It screens along with the Stephen Fry short Bunce, which is a sweet little picture of Fry’s school days. His addiction to sweets (I know how he feels) is his downfall. It’s cute to see a perspicacious baby-Stephen, and cuter still to see Fry play his erstwhile headmaster. I wonder if he felt a degree of closure getting to pretend to cane his younger self? I hope so.

MIFF 2011 Film Review: SUBMARINE

24 Jul

Judging by the packed crowd for Richard Ayoade’s directorial debut Submarine, I don’t really need to write a review. As I left the cinema about fifty people were lined up on Russell Street, switching on their phones. Everyone of the people I passed was saying ‘Yeah, just got out of Submarine, it was great!’ Needless to say, if someone suggests you see Submarine and you’re concerned it won’t live up to the hype so you jump online and read a review: stop being a chump and go see the damn movie.

Oliver Tate is a precocious fifteen year old with a self-obsession to rival Narcissus. His social ineptitude is not total however, given his ability to achieve certain primary goals for young teenage boys in the arse-end of Wales: getting a girlfriend, and convincing her to have sex with him. He is sort of like (Peep Show‘s) Mark Corrigan as a teen, but thanks to Ayoade’s skillful direction, it doesn’t come off as Old Hat when Oliver starts doing very carefully thought-out but incredibly stupid things in the name of familial harmony.

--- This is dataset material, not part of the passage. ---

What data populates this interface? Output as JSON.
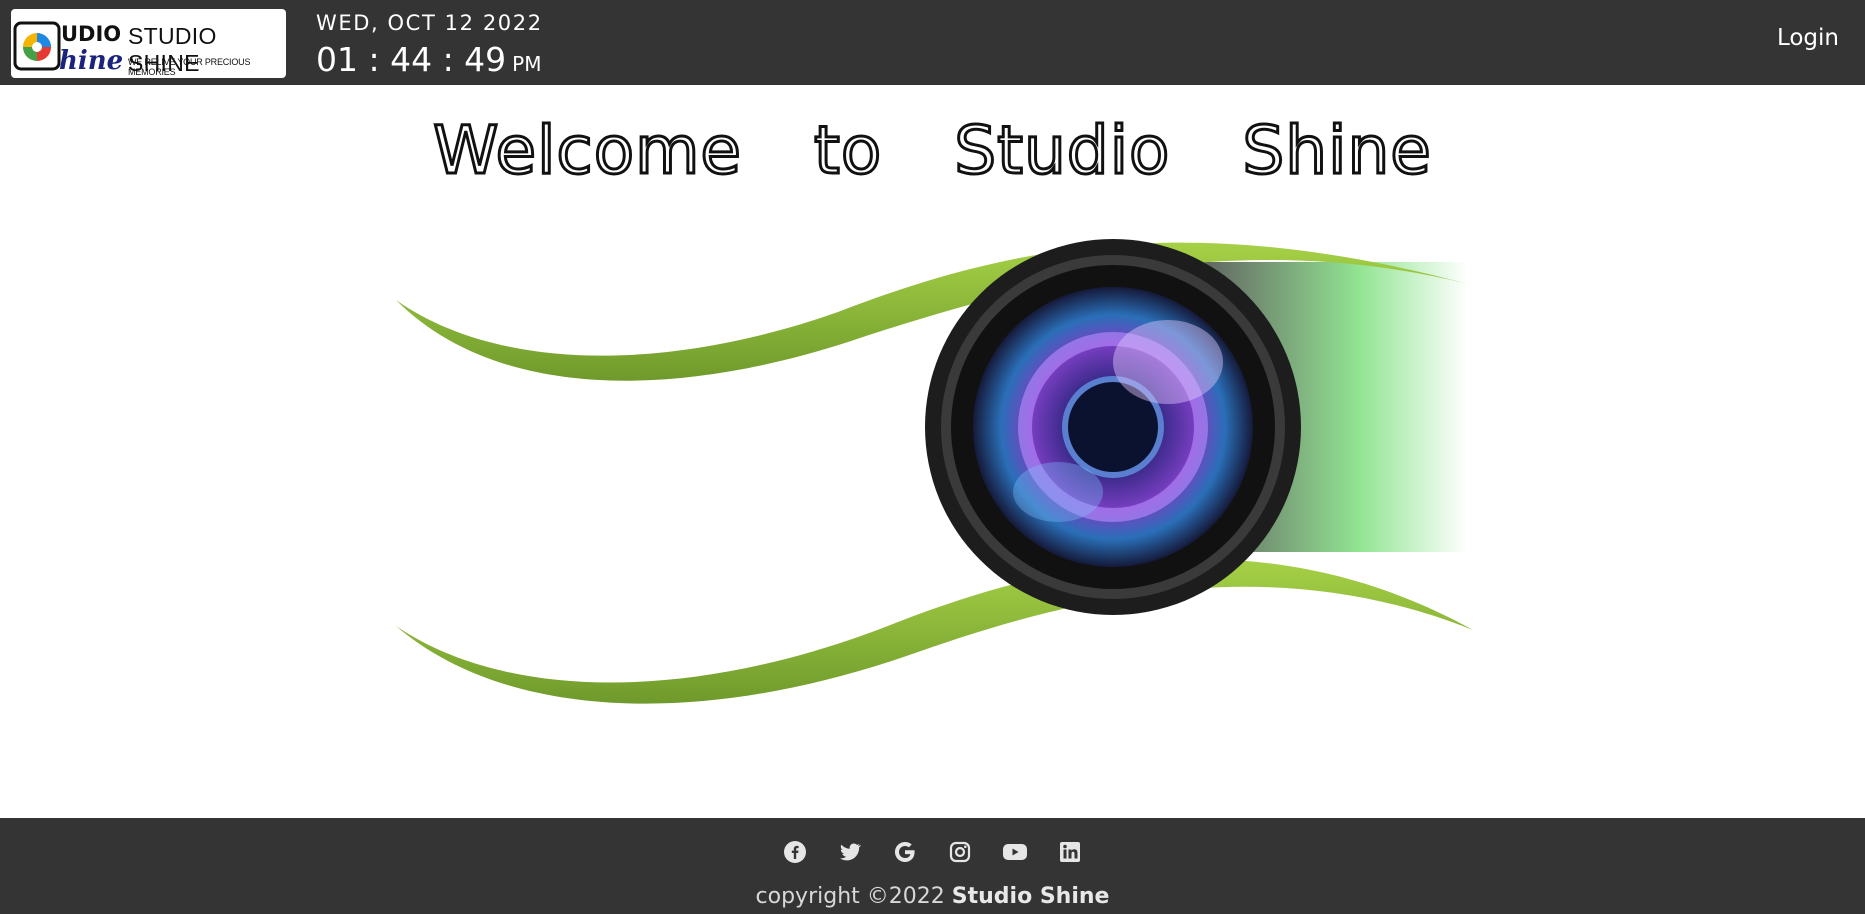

Richard Ayoade doesn’t just do a great job with cartoonish nerds. His writing gloriously portrays all the stilted freaks, his understanding of awkward people is total. Character humour is sadly lacking in so much gross physical comedy these days, and Submarine manages to skirt the line and have both: Paddy Considine’s be-mulleted psychic ninja being a standout example.

But don’t take my word for it: take everyone else’s.


by Lizzie Lamb (